BEGIN Data records

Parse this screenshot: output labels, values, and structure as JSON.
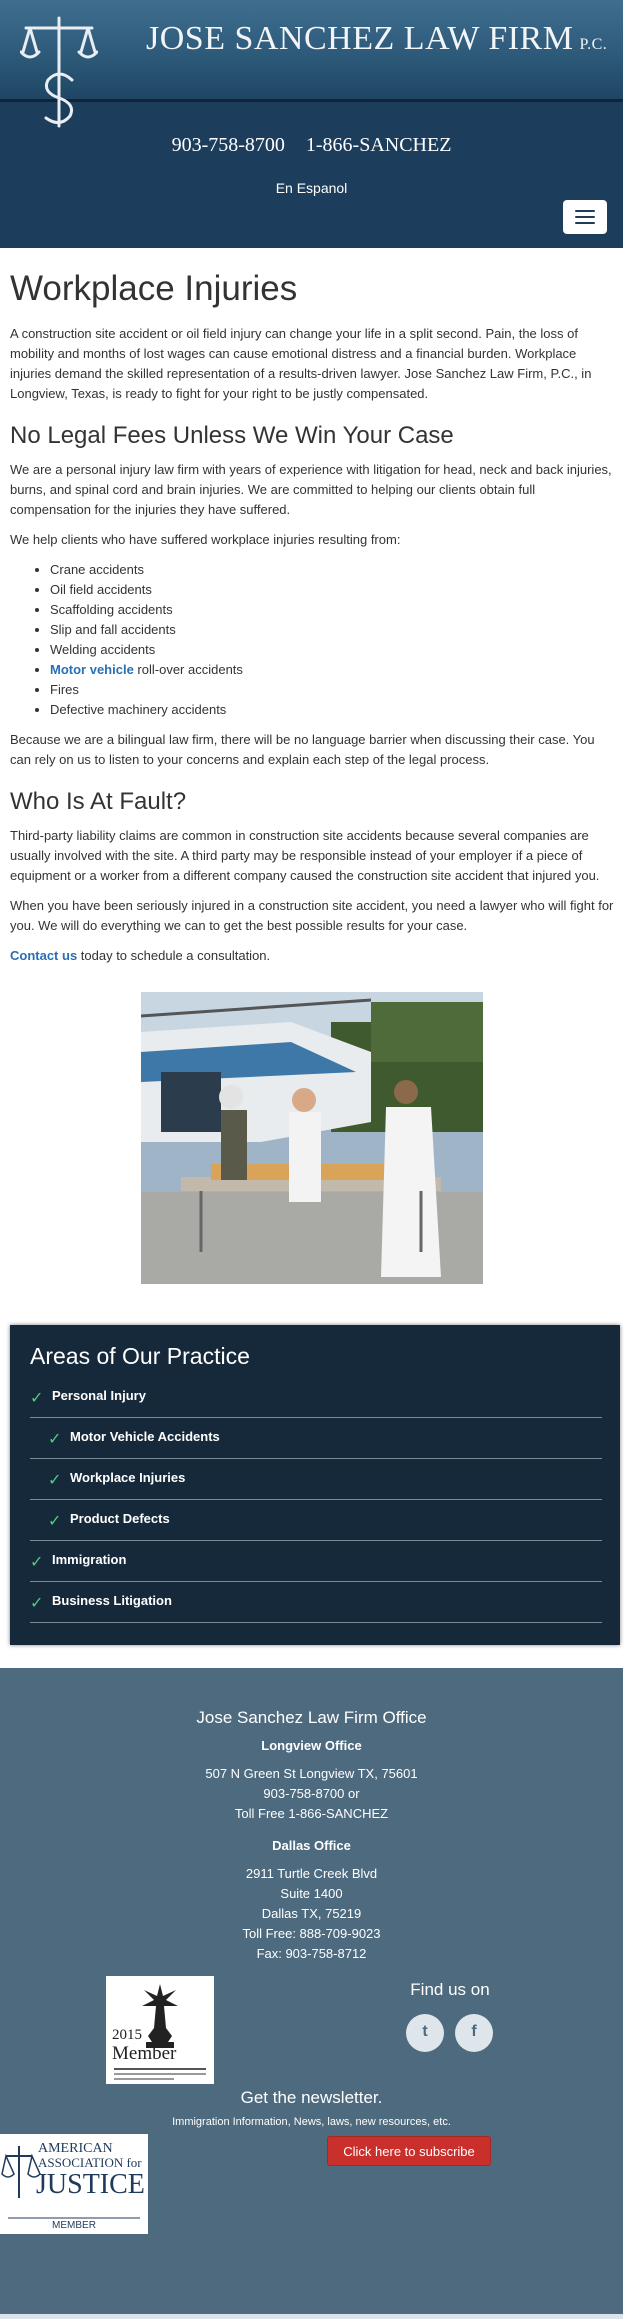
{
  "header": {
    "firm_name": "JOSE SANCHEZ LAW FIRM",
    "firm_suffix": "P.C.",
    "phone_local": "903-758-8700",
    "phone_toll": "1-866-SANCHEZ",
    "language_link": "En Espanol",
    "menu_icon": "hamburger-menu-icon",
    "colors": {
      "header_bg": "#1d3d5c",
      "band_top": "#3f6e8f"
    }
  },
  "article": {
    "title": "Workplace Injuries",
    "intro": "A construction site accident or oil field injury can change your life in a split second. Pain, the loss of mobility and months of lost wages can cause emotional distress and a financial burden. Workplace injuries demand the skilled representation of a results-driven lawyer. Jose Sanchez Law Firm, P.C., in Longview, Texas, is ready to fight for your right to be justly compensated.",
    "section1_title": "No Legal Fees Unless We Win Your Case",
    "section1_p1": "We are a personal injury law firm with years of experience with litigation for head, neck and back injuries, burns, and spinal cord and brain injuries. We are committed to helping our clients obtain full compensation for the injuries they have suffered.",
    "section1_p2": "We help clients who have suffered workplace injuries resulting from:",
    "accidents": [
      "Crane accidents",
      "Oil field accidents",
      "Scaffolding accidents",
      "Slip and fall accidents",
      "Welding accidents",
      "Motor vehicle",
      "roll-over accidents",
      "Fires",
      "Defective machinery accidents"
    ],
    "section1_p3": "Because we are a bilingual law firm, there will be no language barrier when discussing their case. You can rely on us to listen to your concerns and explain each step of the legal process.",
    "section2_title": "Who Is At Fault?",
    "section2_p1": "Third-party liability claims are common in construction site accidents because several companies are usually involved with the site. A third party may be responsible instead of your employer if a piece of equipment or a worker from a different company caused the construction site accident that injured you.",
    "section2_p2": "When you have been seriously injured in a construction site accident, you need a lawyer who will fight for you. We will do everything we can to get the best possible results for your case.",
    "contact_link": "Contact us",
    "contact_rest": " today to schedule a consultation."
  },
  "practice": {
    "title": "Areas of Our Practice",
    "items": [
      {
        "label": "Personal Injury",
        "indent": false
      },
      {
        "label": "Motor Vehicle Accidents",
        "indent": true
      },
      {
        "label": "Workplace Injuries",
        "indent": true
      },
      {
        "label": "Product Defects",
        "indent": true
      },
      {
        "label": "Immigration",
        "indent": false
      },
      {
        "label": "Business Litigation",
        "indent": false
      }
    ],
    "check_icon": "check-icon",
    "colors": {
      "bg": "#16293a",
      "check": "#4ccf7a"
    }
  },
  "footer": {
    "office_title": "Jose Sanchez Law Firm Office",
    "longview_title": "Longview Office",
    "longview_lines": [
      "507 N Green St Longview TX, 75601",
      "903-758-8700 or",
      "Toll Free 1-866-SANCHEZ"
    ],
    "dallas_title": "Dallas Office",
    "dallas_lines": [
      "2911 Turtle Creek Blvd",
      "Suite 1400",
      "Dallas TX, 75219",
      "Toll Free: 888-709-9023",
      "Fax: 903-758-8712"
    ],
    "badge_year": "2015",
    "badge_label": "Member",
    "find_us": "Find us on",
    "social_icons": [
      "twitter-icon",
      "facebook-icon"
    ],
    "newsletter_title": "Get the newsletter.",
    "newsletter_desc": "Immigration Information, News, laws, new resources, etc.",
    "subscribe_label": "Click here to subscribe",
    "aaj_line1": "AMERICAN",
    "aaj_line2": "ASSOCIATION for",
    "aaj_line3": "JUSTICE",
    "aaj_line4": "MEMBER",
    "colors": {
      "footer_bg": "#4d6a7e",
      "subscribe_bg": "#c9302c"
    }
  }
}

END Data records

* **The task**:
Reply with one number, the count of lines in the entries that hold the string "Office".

* **Output of the exercise**:
3